Women with type 2 diabetes may be less likely to be prescribed cardioprotective medications, a study has found.
The risk of developing cardiovascular disease (CVD) after a type 2 diabetes diagnosis is similar between men and women, but it was found that women were less likely to be prescribed medications such as statins and antihypertension drugs.
The study found that at seven years’ follow up, women with CVD at diagnosis or diagnosed during follow up were less likely than men to be prescribed cardioprotective drugs. They found that:
- 79% of women were prescribed a statin, versus 86% of men.
- 48% of women were prescribed an ACE inhibitor, versus 58% of men
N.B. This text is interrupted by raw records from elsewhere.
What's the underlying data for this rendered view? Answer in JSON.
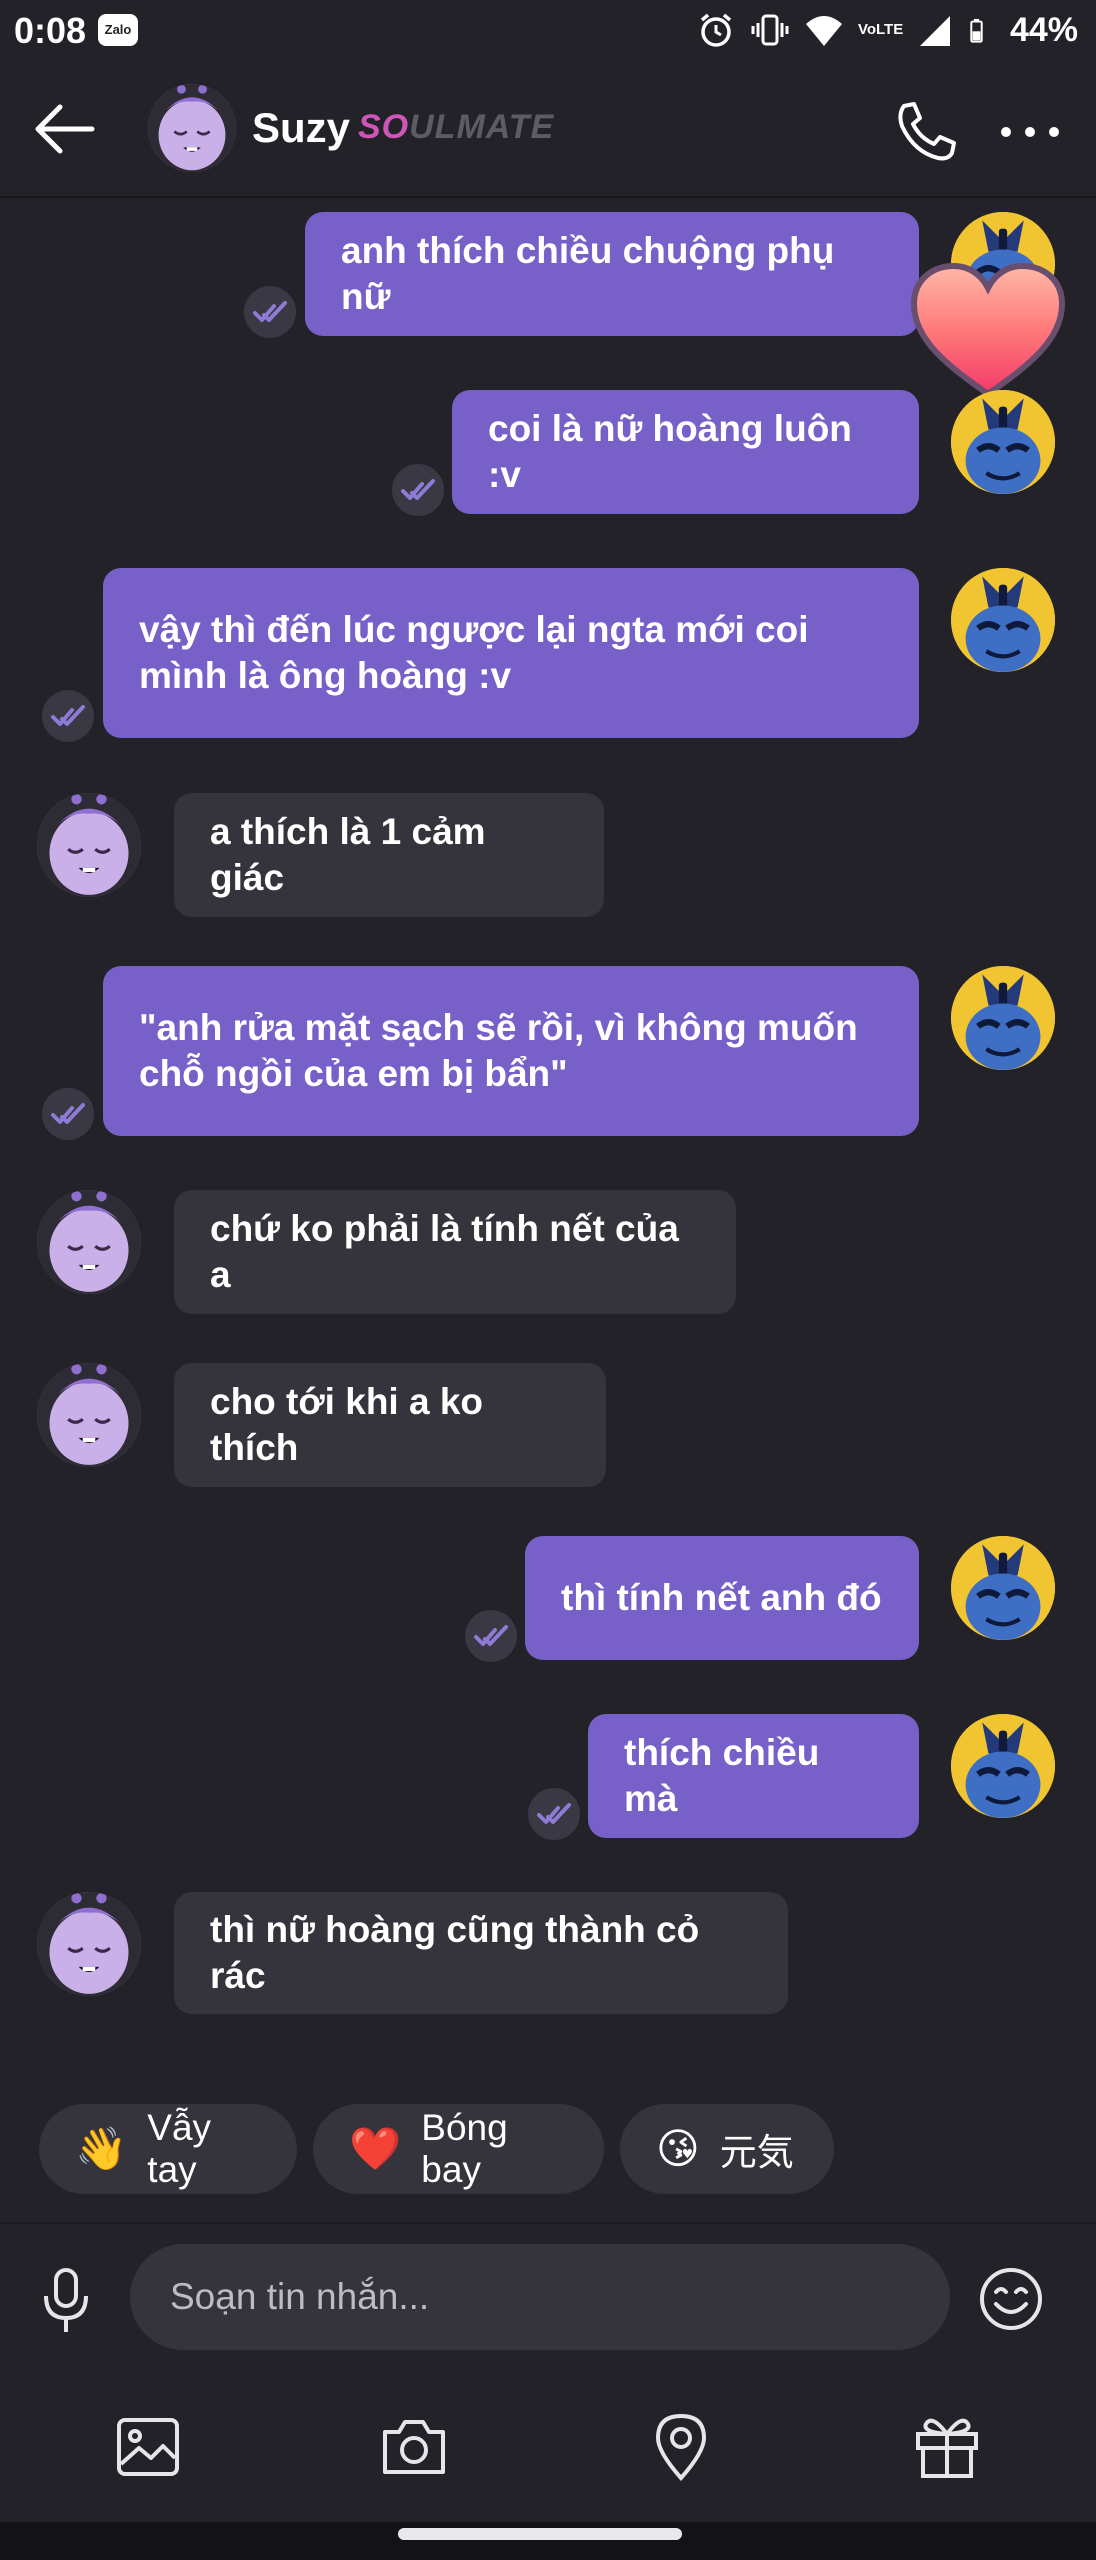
{
  "status_bar": {
    "time": "0:08",
    "notification_app": "Zalo",
    "network_label": "VoLTE",
    "battery": "44%",
    "icons": [
      "alarm-icon",
      "vibrate-icon",
      "wifi-icon",
      "volte-icon",
      "signal-icon",
      "battery-icon"
    ]
  },
  "header": {
    "contact_name": "Suzy",
    "badge_part1": "SO",
    "badge_part2": "ULMATE",
    "icons": [
      "back-arrow-icon",
      "phone-icon",
      "more-dots-icon"
    ]
  },
  "messages": [
    {
      "from": "me",
      "text": "anh thích chiều chuộng phụ nữ",
      "status": "read"
    },
    {
      "from": "me",
      "text": "coi là nữ hoàng luôn :v",
      "status": "read"
    },
    {
      "from": "me",
      "line1": "vậy thì đến lúc ngược lại ngta mới coi",
      "line2": "mình là ông hoàng :v",
      "status": "read"
    },
    {
      "from": "them",
      "text": "a thích là 1 cảm giác"
    },
    {
      "from": "me",
      "line1": "\"anh rửa mặt sạch sẽ rồi, vì không muốn",
      "line2": "chỗ ngồi của em bị bẩn\"",
      "status": "read"
    },
    {
      "from": "them",
      "text": "chứ ko phải là tính nết của a"
    },
    {
      "from": "them",
      "text": "cho tới khi a ko thích"
    },
    {
      "from": "me",
      "text": "thì tính nết anh đó",
      "status": "read"
    },
    {
      "from": "me",
      "text": "thích chiều mà",
      "status": "read"
    },
    {
      "from": "them",
      "text": "thì nữ hoàng cũng thành cỏ rác"
    }
  ],
  "quick_replies": [
    {
      "emoji": "👋",
      "label": "Vẫy tay"
    },
    {
      "emoji": "❤️",
      "label": "Bóng bay"
    },
    {
      "emoji": "😘",
      "label": "元気"
    }
  ],
  "composer": {
    "placeholder": "Soạn tin nhắn...",
    "icons": [
      "microphone-icon",
      "emoji-face-icon"
    ]
  },
  "toolbar": {
    "icons": [
      "gallery-icon",
      "camera-icon",
      "location-pin-icon",
      "gift-icon"
    ]
  },
  "colors": {
    "background": "#232229",
    "my_bubble": "#7761c9",
    "their_bubble": "#35333b",
    "my_avatar": "#f1c531",
    "their_avatar": "#8f72c8",
    "badge_accent": "#cf56b8"
  }
}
- 66% of women were prescribed an antiplatelet drug, versus 72% of men.
This was despite women being more likely to be obese, and to have hypertension and hypercholesterolaemia.
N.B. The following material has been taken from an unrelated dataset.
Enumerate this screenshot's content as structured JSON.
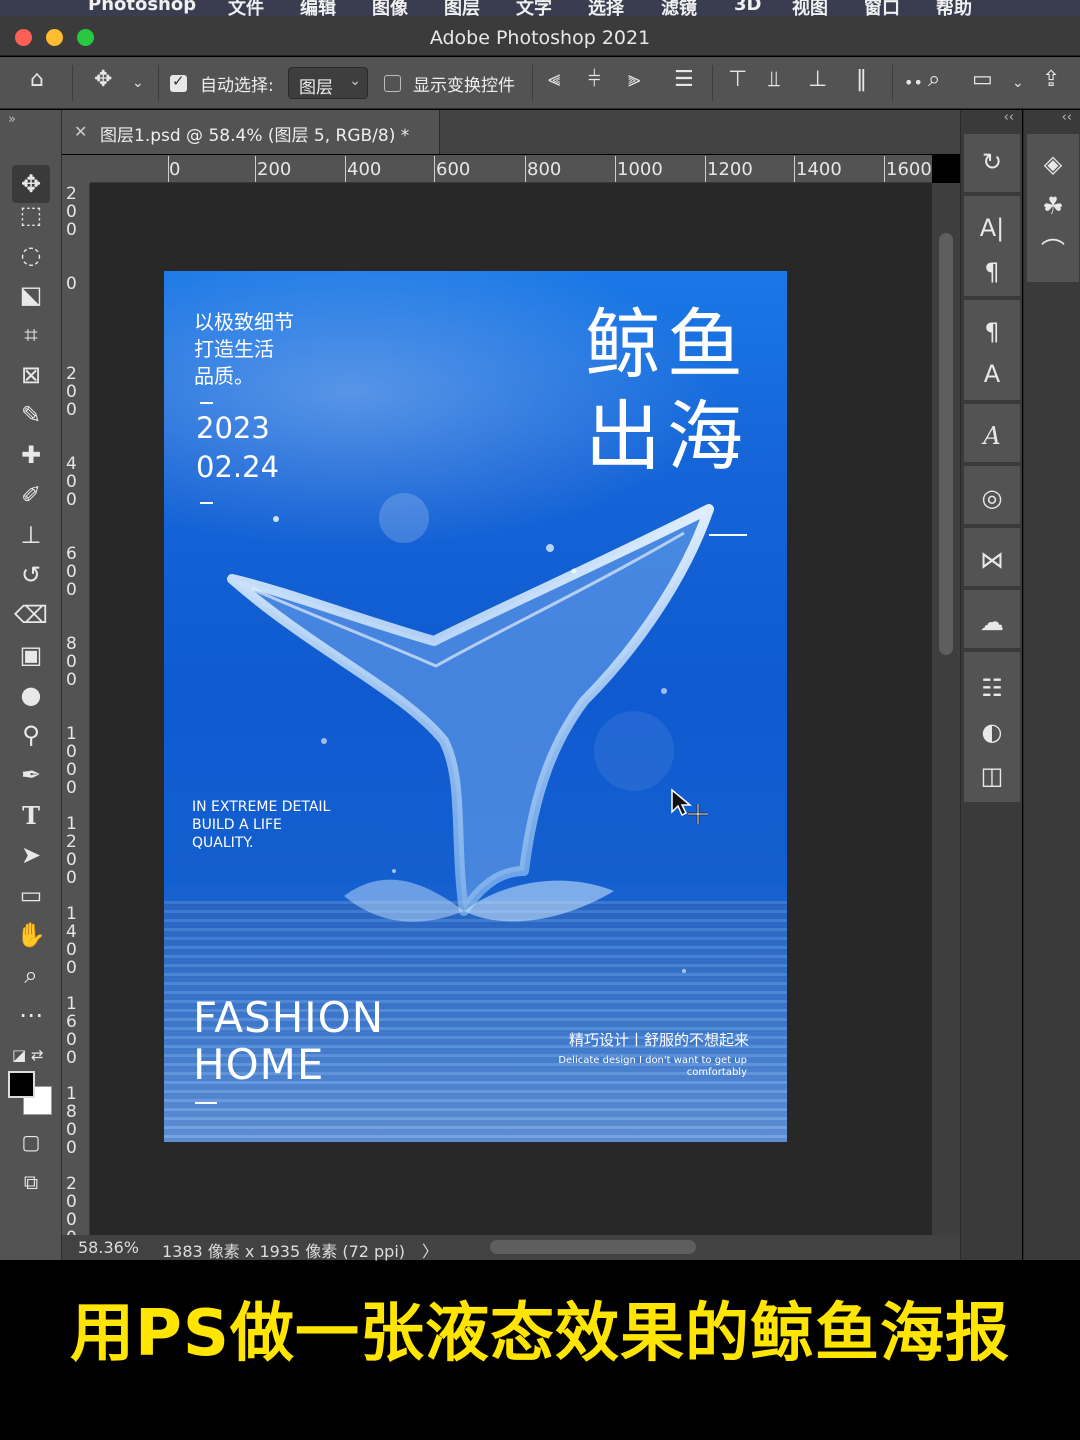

The study, which looked at just under 80,000 patients with type 2 diabetes, around half of whom were women, also found that the risk of developing CVD after a type 2 diabetes diagnosis was similar between men and women.
The researchers said that it was ‘reassuring’ that the risk of developing CVD was similar between men and women, as opposed to higher in women as previous studies have shown, but that risk factor management for women needs to improve.
They said in the paper: ‘Reassuringly, we showed that the previously reported gender disparities in CVD risk associated with type 2 diabetes are not evident in contemporary English general practice.
‘However, the observed gender biases in risk factor management highlight the need for closer adherence to clinical guidance for drug therapy, continued routine surveillance for gender-related prescribing biases and possibly greater uptake of professional-based interventions in the community to support the provision of equitable care.’
Dr Martin Rutter, one of the study authors and honorary consultant physician at the Manchester Diabetes Centre, commented: ‘Further research is now needed to understand the reasons for these prescribing differences between men and women and to find ways to close the gap. Research in primary care is particularly needed, as this is where most people with type 2 diabetes are treated.’